**WHAT THIS TASK INVOLVES:**
The entries below must be restated word for word.

**DATA SHOWN:**
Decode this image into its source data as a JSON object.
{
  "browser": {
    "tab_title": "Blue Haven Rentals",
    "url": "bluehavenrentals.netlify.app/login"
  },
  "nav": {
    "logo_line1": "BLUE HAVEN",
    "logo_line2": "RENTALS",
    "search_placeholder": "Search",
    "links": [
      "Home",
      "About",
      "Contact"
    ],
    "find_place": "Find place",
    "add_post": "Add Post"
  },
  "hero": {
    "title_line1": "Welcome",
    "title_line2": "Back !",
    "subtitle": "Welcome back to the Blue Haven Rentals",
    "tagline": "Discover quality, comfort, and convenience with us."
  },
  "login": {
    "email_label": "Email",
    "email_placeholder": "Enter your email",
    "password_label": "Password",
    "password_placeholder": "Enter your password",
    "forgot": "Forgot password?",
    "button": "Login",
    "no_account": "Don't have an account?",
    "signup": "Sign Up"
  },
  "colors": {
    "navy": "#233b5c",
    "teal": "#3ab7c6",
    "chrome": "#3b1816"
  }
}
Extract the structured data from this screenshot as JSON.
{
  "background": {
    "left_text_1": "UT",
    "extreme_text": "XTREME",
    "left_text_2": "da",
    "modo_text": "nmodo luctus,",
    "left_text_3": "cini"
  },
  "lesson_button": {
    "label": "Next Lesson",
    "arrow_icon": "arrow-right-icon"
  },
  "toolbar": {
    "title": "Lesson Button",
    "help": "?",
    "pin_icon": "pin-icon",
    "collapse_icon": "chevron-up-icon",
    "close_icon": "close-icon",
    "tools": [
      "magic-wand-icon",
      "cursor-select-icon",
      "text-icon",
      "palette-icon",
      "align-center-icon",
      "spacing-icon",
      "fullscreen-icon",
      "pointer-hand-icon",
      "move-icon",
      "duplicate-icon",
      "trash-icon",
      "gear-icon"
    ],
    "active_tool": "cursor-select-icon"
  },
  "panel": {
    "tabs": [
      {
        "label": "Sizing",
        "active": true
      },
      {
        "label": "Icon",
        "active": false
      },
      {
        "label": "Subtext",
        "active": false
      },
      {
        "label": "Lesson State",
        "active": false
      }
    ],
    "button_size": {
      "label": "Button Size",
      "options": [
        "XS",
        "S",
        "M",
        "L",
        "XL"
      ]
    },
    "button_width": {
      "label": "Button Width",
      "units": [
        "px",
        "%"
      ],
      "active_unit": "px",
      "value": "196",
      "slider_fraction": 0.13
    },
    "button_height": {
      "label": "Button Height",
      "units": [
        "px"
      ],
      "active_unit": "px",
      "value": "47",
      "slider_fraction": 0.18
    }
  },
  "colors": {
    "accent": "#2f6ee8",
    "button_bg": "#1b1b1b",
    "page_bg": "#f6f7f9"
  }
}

**ANSWER BOX:**
Decode this image into its source data as a JSON object.
{
  "browser": {
    "tab_title": "Blue Haven Rentals",
    "url": "bluehavenrentals.netlify.app/login"
  },
  "nav": {
    "logo_line1": "BLUE HAVEN",
    "logo_line2": "RENTALS",
    "search_placeholder": "Search",
    "links": [
      "Home",
      "About",
      "Contact"
    ],
    "find_place": "Find place",
    "add_post": "Add Post"
  },
  "hero": {
    "title_line1": "Welcome",
    "title_line2": "Back !",
    "subtitle": "Welcome back to the Blue Haven Rentals",
    "tagline": "Discover quality, comfort, and convenience with us."
  },
  "login": {
    "email_label": "Email",
    "email_placeholder": "Enter your email",
    "password_label": "Password",
    "password_placeholder": "Enter your password",
    "forgot": "Forgot password?",
    "button": "Login",
    "no_account": "Don't have an account?",
    "signup": "Sign Up"
  },
  "colors": {
    "navy": "#233b5c",
    "teal": "#3ab7c6",
    "chrome": "#3b1816"
  }
}
Extract the structured data from this screenshot as JSON.
{
  "background": {
    "left_text_1": "UT",
    "extreme_text": "XTREME",
    "left_text_2": "da",
    "modo_text": "nmodo luctus,",
    "left_text_3": "cini"
  },
  "lesson_button": {
    "label": "Next Lesson",
    "arrow_icon": "arrow-right-icon"
  },
  "toolbar": {
    "title": "Lesson Button",
    "help": "?",
    "pin_icon": "pin-icon",
    "collapse_icon": "chevron-up-icon",
    "close_icon": "close-icon",
    "tools": [
      "magic-wand-icon",
      "cursor-select-icon",
      "text-icon",
      "palette-icon",
      "align-center-icon",
      "spacing-icon",
      "fullscreen-icon",
      "pointer-hand-icon",
      "move-icon",
      "duplicate-icon",
      "trash-icon",
      "gear-icon"
    ],
    "active_tool": "cursor-select-icon"
  },
  "panel": {
    "tabs": [
      {
        "label": "Sizing",
        "active": true
      },
      {
        "label": "Icon",
        "active": false
      },
      {
        "label": "Subtext",
        "active": false
      },
      {
        "label": "Lesson State",
        "active": false
      }
    ],
    "button_size": {
      "label": "Button Size",
      "options": [
        "XS",
        "S",
        "M",
        "L",
        "XL"
      ]
    },
    "button_width": {
      "label": "Button Width",
      "units": [
        "px",
        "%"
      ],
      "active_unit": "px",
      "value": "196",
      "slider_fraction": 0.13
    },
    "button_height": {
      "label": "Button Height",
      "units": [
        "px"
      ],
      "active_unit": "px",
      "value": "47",
      "slider_fraction": 0.18
    }
  },
  "colors": {
    "accent": "#2f6ee8",
    "button_bg": "#1b1b1b",
    "page_bg": "#f6f7f9"
  }
}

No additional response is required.